   Those shouts of triumph breath'd from every tongue, 
   Some anxious heart with agony has wrung. 
   The meanest soldier sunk to death's repose, 
   Has cuas'd some breast to fell affliction's throes: 
   How can they bear each joyful shout to hear, 
   Which still renews remembrances so dear! 

   Oh! long may battle's terrors cease! 
   Be war and vengeance fled: 
   That Europe, wrapt in lasting peace, 
   May rest her laurell'd head!

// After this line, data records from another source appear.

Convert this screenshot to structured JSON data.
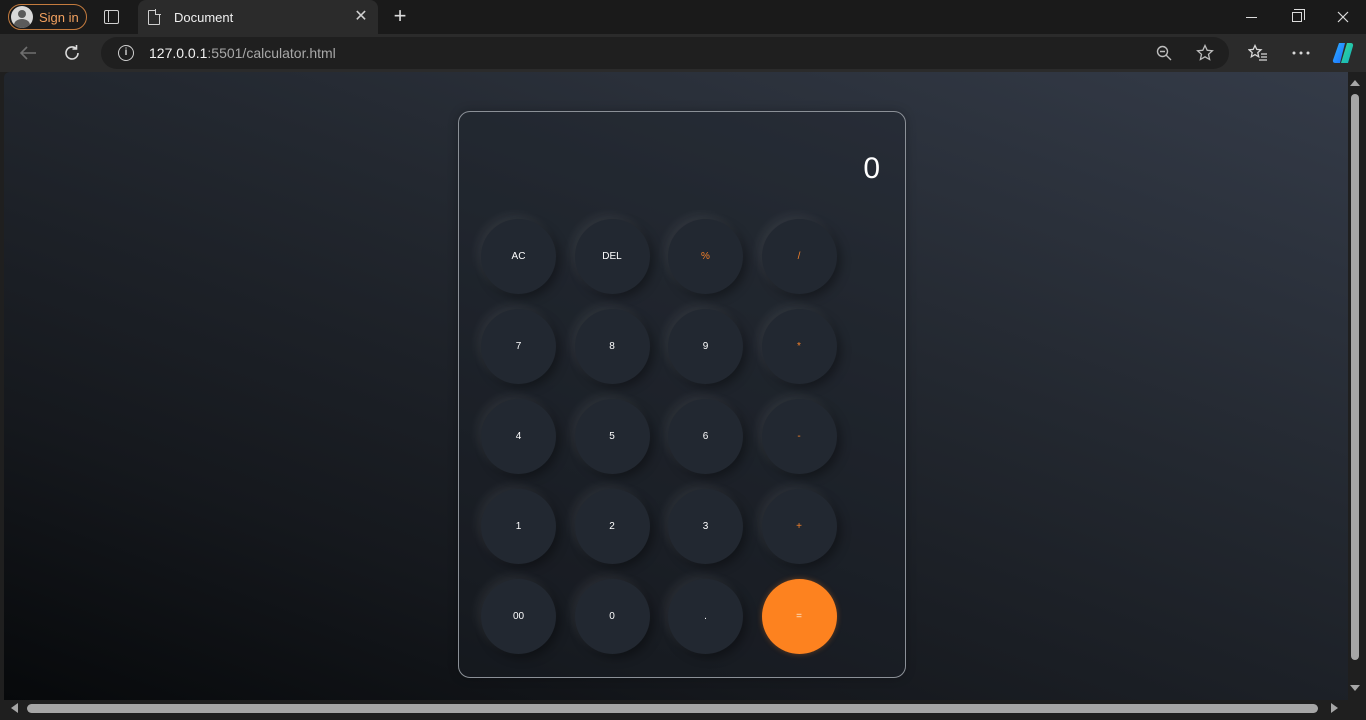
{
  "browser": {
    "profile_label": "Sign in",
    "tab_title": "Document",
    "tab_close": "✕",
    "new_tab": "+",
    "url_host": "127.0.0.1",
    "url_rest": ":5501/calculator.html",
    "info": "i"
  },
  "calculator": {
    "display": "0",
    "keys": [
      {
        "label": "AC",
        "type": "func"
      },
      {
        "label": "DEL",
        "type": "func"
      },
      {
        "label": "%",
        "type": "op"
      },
      {
        "label": "/",
        "type": "op"
      },
      {
        "label": "7",
        "type": "num"
      },
      {
        "label": "8",
        "type": "num"
      },
      {
        "label": "9",
        "type": "num"
      },
      {
        "label": "*",
        "type": "op"
      },
      {
        "label": "4",
        "type": "num"
      },
      {
        "label": "5",
        "type": "num"
      },
      {
        "label": "6",
        "type": "num"
      },
      {
        "label": "-",
        "type": "op"
      },
      {
        "label": "1",
        "type": "num"
      },
      {
        "label": "2",
        "type": "num"
      },
      {
        "label": "3",
        "type": "num"
      },
      {
        "label": "+",
        "type": "op"
      },
      {
        "label": "00",
        "type": "num"
      },
      {
        "label": "0",
        "type": "num"
      },
      {
        "label": ".",
        "type": "num"
      },
      {
        "label": "=",
        "type": "equals"
      }
    ]
  },
  "colors": {
    "accent_orange": "#fd821f",
    "operator_text": "#f5822a",
    "key_background": "#222831"
  }
}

Yet perhaps the last word should go to Charles Wolfe, whose lines written a few years after the close of the Napoleonic Wars, capture the deep melancholy as well as the glory of war, in his oft quoted elegy to Sir John Moore, a figure who was crucial to the establishment of the Rifle Corps.

The Burial of Sir John Moore after Corunna 
Charles Wolfe 

Not a drum was heard, not a funeral note, 
As his corpse to the rampart we hurried; 
Not a soldier discharged his farewell shot 
O'er the grave where our hero we buried. 
We buried him darkly at dead of night, 
The sods with our bayonets turning, 
By the struggling moonbeam's misty light 
And the lanthorn dimly burning. 
No useless coffin enclosed his breast, 
Not in sheet or in shroud we wound him; 
But he lay like a warrior taking his rest 
With his martial cloak around him. 
Few and short were the prayers we said, 
And we spoke not a word of sorrow; 
But we steadfastly gazed on the face that was dead, 
And we bitterly thought of the morrow. 
We thought, as we hollow'd his narrow bed 
And smooth'd down his lonely pillow, 
That the foe and the stranger would tread o'er his head, 
And we far away on the billow! 
Lightly they'll talk of the spirit that's gone, 
And o'er his cold ashes upbraid him-- 
But little he'll reck, if they let him sleep on 
In the grave where a Briton has laid him. 
But half of our heavy task was done 
When the clock struck the hour for retiring; 
And we heard the distant and random gun 
The foe was sullenly firing. 
Slowly and sadly we laid him down, 
From the field of his fame fresh and gory; 
We carved not a line, and we raised not a stone, 
But we left him alone with his glory.

Lieutenant-General Sir John Moore, KB
The Burial of Sir John Moore